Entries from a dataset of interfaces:
═══
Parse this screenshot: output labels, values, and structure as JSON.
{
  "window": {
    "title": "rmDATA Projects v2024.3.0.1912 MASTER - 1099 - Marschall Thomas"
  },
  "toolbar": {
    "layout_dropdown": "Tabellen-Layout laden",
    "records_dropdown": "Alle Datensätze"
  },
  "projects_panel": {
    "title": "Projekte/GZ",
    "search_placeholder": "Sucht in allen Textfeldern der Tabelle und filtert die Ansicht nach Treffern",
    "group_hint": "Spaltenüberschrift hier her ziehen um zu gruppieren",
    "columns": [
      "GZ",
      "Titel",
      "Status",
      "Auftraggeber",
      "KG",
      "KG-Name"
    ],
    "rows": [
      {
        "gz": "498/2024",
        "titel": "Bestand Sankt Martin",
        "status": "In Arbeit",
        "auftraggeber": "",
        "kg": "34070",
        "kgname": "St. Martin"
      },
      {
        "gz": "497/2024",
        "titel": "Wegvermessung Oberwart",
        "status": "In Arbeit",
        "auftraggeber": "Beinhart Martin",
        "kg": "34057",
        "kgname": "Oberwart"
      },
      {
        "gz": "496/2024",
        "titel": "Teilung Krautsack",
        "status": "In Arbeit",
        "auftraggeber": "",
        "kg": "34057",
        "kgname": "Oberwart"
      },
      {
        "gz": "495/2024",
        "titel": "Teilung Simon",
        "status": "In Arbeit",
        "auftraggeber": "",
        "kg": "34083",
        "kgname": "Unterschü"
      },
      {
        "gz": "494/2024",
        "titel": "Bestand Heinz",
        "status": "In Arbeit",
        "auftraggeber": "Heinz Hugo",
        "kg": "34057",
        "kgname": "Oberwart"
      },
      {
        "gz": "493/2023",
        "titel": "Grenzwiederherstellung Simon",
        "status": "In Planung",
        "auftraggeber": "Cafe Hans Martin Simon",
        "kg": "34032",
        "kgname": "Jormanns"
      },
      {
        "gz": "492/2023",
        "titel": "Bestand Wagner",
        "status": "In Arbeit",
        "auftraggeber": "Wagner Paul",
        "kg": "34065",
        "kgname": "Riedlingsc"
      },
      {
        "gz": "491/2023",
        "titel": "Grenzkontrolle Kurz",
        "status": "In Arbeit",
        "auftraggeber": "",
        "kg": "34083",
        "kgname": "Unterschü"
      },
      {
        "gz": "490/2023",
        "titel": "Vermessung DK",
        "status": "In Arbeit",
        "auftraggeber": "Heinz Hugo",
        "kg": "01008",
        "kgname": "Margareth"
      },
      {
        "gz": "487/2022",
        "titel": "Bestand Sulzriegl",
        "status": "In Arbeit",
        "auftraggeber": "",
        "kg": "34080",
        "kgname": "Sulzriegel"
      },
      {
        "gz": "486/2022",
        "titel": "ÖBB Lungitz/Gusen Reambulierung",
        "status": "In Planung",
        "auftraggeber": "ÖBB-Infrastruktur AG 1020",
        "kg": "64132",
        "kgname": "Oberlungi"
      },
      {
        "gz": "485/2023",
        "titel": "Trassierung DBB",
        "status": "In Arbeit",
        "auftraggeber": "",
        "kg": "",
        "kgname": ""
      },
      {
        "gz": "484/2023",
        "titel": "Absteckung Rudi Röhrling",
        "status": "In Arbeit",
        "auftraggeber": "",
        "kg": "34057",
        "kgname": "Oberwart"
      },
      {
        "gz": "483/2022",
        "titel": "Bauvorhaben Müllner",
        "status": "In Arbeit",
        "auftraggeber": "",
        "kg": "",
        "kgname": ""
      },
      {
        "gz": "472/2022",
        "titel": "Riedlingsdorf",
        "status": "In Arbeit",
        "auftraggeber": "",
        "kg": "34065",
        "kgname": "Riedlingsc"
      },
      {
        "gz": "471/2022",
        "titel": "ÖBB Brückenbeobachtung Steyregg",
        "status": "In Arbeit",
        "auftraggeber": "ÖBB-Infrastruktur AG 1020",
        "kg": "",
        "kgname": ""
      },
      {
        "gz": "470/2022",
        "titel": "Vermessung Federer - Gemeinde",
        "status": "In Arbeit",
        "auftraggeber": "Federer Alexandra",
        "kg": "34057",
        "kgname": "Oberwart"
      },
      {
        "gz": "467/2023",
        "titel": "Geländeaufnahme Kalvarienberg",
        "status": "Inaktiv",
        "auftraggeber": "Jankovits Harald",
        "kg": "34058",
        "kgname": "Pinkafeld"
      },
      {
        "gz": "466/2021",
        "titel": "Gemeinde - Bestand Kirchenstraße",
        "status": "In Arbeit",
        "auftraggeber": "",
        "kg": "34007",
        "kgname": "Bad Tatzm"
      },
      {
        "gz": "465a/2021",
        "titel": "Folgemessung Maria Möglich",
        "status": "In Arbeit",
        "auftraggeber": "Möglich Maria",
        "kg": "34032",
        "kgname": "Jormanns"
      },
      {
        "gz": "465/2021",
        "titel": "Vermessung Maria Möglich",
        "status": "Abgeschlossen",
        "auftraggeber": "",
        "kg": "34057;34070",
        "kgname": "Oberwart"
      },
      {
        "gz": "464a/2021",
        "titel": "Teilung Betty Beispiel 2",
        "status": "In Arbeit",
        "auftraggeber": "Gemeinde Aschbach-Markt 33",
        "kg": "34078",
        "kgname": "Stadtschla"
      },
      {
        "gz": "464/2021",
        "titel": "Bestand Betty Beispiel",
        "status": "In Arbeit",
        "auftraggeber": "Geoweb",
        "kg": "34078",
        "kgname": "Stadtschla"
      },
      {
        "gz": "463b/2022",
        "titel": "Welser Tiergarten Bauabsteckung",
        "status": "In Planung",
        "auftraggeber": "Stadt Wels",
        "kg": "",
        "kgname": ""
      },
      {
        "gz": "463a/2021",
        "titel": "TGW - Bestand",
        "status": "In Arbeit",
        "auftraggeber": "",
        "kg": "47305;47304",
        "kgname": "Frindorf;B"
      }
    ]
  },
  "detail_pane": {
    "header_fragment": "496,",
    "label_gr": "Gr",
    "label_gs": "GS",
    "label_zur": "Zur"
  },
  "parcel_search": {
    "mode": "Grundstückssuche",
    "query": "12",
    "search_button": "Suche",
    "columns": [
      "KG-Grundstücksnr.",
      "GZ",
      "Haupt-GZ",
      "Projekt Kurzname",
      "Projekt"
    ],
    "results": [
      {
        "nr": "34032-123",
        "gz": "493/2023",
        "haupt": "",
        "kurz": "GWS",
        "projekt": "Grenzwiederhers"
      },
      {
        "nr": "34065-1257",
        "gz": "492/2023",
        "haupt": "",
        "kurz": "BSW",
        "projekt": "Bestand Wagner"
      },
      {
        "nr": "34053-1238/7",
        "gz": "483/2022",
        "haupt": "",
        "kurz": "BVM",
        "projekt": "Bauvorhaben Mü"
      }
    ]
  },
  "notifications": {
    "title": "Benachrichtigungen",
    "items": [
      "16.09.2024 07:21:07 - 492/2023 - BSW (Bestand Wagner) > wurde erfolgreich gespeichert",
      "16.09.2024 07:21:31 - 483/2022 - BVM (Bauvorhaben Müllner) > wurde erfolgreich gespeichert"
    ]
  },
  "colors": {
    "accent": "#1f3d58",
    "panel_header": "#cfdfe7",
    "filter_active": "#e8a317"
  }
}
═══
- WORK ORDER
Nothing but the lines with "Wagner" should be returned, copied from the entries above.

- THE ANSWER
        "titel": "Bestand Wagner",
        "auftraggeber": "Wagner Paul",
        "projekt": "Bestand Wagner"
      "16.09.2024 07:21:07 - 492/2023 - BSW (Bestand Wagner) > wurde erfolgreich gespeichert",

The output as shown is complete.